The best thing about the NES Classic is the games.  With 30 to choose from, I was incredibly happy to see that they included a lot of my favorites such as Super Mario Brothers 3, Punch Out, and the Legend of Zelda.  These games come with all of the various cheat codes and fun stuff you remember from the originals, like the 2 whistle trick in Mario or the different strange fighter codes in Punch Out.  The games look great, they feel great and bring me back to a simpler time in gaming history.

Even with all of these perks, there are a few things that I did not like about the NES Classic.  The major complaint I have has to do with the controllers.  First, the controller cord is around 3 feet long, which for obvious reasons creates a challenge for people trying to play the NES.  Sitting 3 feet from the TV might have been okay when I was 5, maybe not for my mom, but I really don’t enjoy sitting on my floor at 26 years of age. A 10 foot cord or wireless would have been the way to go but if you scan the market, you can find those things, for a price.

As well, I know it might have cost more but a second controller would have been the best package to send out because people really enjoy playing these games with other people.  Nintendo knows that and that’s why they sell another controller for $9.99…..if you can find it.  For someone like me who received this as a gift, it has been impossible to find another controller and that has translated into sharing the one controller I have.  No fun Nintendo!

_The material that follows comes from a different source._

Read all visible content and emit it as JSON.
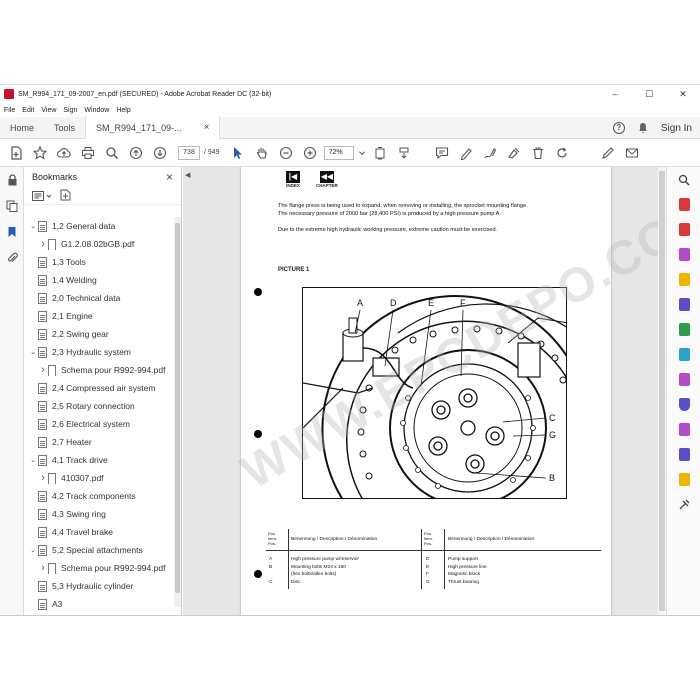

Final Verdict

All in all, I really liked this cool look back into my childhood.  For only 60 bucks, I feel like anyone who really enjoyed playing any of these games should buy the NES Classic.  Even with it’s comically short cord for the controller, I have enjoyed parking myself in front of my TV, punching out Mike Tyson (I used the cheat code) and reliving the simpler days of gaming.

Final Score  9.3/10